Sam Hodsell, the 2021 Otago-Southland FMG Young Farmer of the Year, says it’s critical to identify and manage workplace risks on their farm – but he and his family are also actively putting tangible measures in place to help protect people if someone does make a mistake.
The 30-year-old has become the second person to advance through to the FMG Young Farmer of the Year Grand Final in July.
The competition on Saturday at Hawke’s Bay Showgrounds showcased the best Young Farmers from all parts of the agriculture sector in the East Coast region, chosen from two district contests.
With just fie points separating them, second place East Coast FMG Young Farmer of the Year was awarded to Ashley Greer, 30.
28-year-old sheep and beef farm manager Hugh Abbiss came in third place.
A technical field representative with PGG Wrightson Waipukurau, Watts hopes it would be a case of third time lucky competing at the 2021 Grand Final.
He came runner-up at the Grand Final in 2019 and had his eyes on the 2020 title after winning the regional final – before Covid-19 cancelled the remainder of the season.
“I certainly have a lot of determination behind what I’m doing, so I’ll be trying to bring my day job into my preparation a lot more and using what I do on a day-to-day basis to prepare,” he says.
Hailing from Palmerston North, Watts’s passion for agriculture was sparked in the shearing sheds around Raetihi after meeting his now wife, Lucy.
He holds a Bachelor of Sport and Exercise Science from Massey University, a Graduate Diploma in Rural Studies and a Certificate in Science and Technology.
Having the points live on screen changed the competition for this Regional Final, he says.
“It was quite exciting being able to watch the points unfold on the screen and you knew it was close and it was coming, but for it to come down to basically one hard question and it could have been a different story.”
Runner up Ashley Greer, a PGG Wrightson customer service representative in Masterton, says she is extremely proud of herself as a second-time competitor.
“I didn’t expect to place at all today so to come second and win two of the strainers, I’m feeling on top of the world at the moment,” she says.
“I actually went in with the attitude of just enjoying the day, so I was just going with the flow, enjoying the environment and the people and I really, really loved it.”

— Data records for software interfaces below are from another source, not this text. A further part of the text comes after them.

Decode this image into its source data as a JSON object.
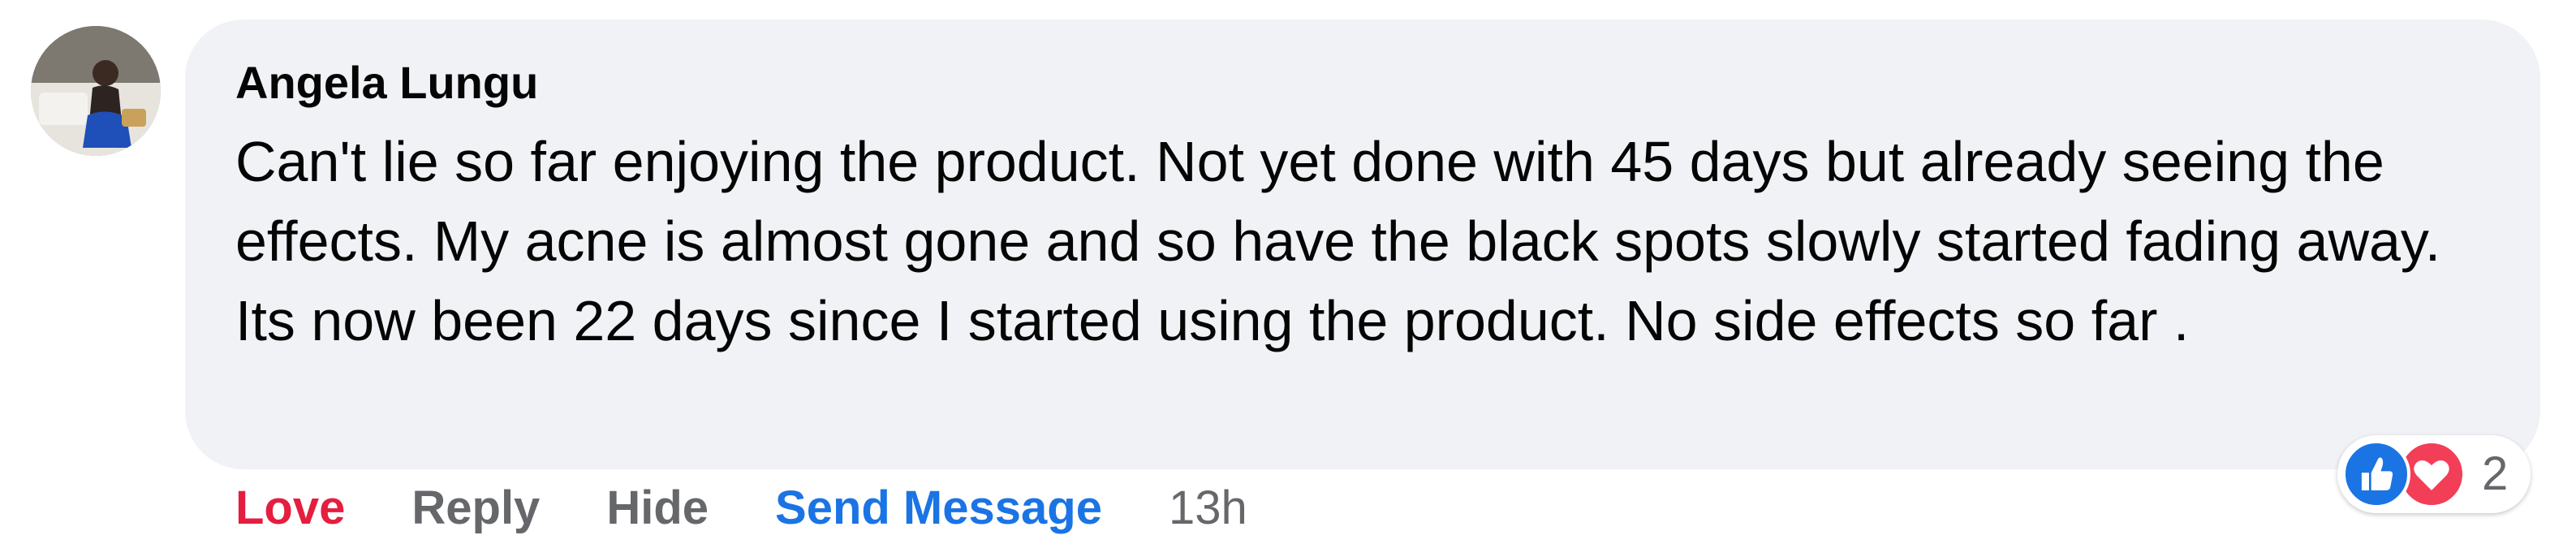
{
  "comment": {
    "author": "Angela Lungu",
    "text": "Can't lie so far enjoying the product. Not yet done with 45 days but already seeing the effects. My acne is almost gone and so have the black spots slowly started fading away. Its now been 22 days since I started using the product. No side effects so far ."
  },
  "actions": {
    "love": "Love",
    "reply": "Reply",
    "hide": "Hide",
    "send_message": "Send Message",
    "timestamp": "13h"
  },
  "reactions": {
    "icons": [
      "like-icon",
      "heart-icon"
    ],
    "count": "2"
  },
  "colors": {
    "bubble": "#f0f2f5",
    "love": "#e41e3f",
    "link_blue": "#1b74e4",
    "secondary_text": "#65676b",
    "like_reaction": "#1b74e4",
    "love_reaction": "#f33e58"
  }
}
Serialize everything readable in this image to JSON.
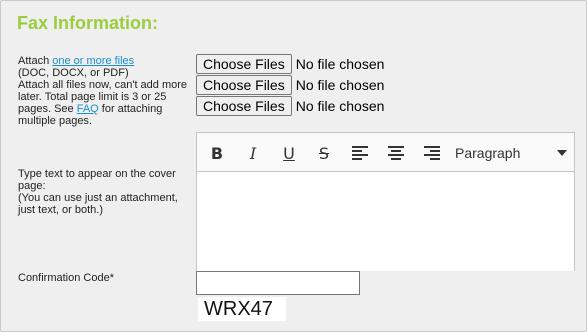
{
  "section": {
    "title": "Fax Information:"
  },
  "attach": {
    "prefix": "Attach ",
    "link": "one or more files",
    "formats": "(DOC, DOCX, or PDF)",
    "note_before_link": "Attach all files now, can't add more later. Total page limit is 3 or 25 pages. See ",
    "faq_link": "FAQ",
    "note_after_link": " for attaching multiple pages."
  },
  "files": [
    {
      "button_label": "Choose Files",
      "status": "No file chosen"
    },
    {
      "button_label": "Choose Files",
      "status": "No file chosen"
    },
    {
      "button_label": "Choose Files",
      "status": "No file chosen"
    }
  ],
  "cover": {
    "label_line1": "Type text to appear on the cover page:",
    "label_line2": "(You can use just an attachment, just text, or both.)"
  },
  "editor": {
    "toolbar": {
      "bold": "B",
      "italic": "I",
      "underline": "U",
      "strike": "S",
      "paragraph": "Paragraph"
    },
    "icons": [
      "bold-icon",
      "italic-icon",
      "underline-icon",
      "strikethrough-icon",
      "align-left-icon",
      "align-center-icon",
      "align-right-icon",
      "dropdown-caret-icon"
    ],
    "text": ""
  },
  "confirmation": {
    "label": "Confirmation Code*",
    "value": "",
    "captcha": "WRX47"
  },
  "colors": {
    "title": "#9ccd3c",
    "link": "#1a8fc9",
    "panel_bg": "#efefef"
  }
}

A Wairarapa Young Farmer, she has experience in the dairy industry, sheep and beef farming and block managing.
Now passed the age limit, Greer says it was the best way to end her competing days.
“My partner, in-laws and my dad were all here tonight and they were so proud. My mum was running a conference this weekend so she couldn’t make it so I think she’ll probably crack a bottle of wine and be crying at home.”
Third time competitor and Tikokino Young Farmer Hugh Abbiss says it was a fantastic day with really strong competition.
He says he found the pressures were the most challenging part of the contest.
“The amount of knowledge that we’re required to get down on paper in a very short space of time, takes a bit of thinking and I probably struggled with that a wee bit,” he says.
“A couple of the modules were a little bit hard to finish and again just trying to get the volumes of knowledge down in such a short space of time is particularly challenging.”
Passionate about creating top quality animal feeding systems and high performing finishing units, he spent the last six years on finishing operations alone.
He holds a Bachelor of Agri Commerce from Lincoln University.
The eight regional finalists competed in eight modules and battled it out head-to-head in two time and point races at Hawke’s Bay Showgrounds.
A written exam, as well as the FMG Young Farmer of the Year buzzer quiz, also tested the regional finalist’s knowledge.
The contest is based around four strainers – technology and innovation, environment, people and food.
Greer took out the top points for environment and people, while Watts won innovation and technology as well as the exam. Abbiss topped the food strainer.
Regional Final convenor, Hamish Duff, says he enjoyed being on the other side of the fence this year as an organiser instead of a competitor.
The Eskview Young Farmer, a stock manager on Otamauri Station, says it was a privilege to still be involved and watch the eight contestants showcase their skills.
“We wanted to really focus on the core practices of farming and put our contestants through a challenging contest of what it means to be one of Hawke’s Bay’s leading primary producers,” Duff says.
“I hope convening helps me learn to get the best out of people and succeed in getting the team working well to create a great Regional Final.”
New Zealand Young Farmers chief executive Lynda Coppersmith says the 2021 competition has so far been one of the fiercest seasons yet.
“We can’t thank all of our amazing contestants, conveners and volunteers enough for their resilience, hard work and dedication,” she says.
“The level of competition this year is absolutely outstanding. We have some seriously talented members in our ranks and it is a privilege to watch them all represent the food and fibre sector and grow as Young Farmers.”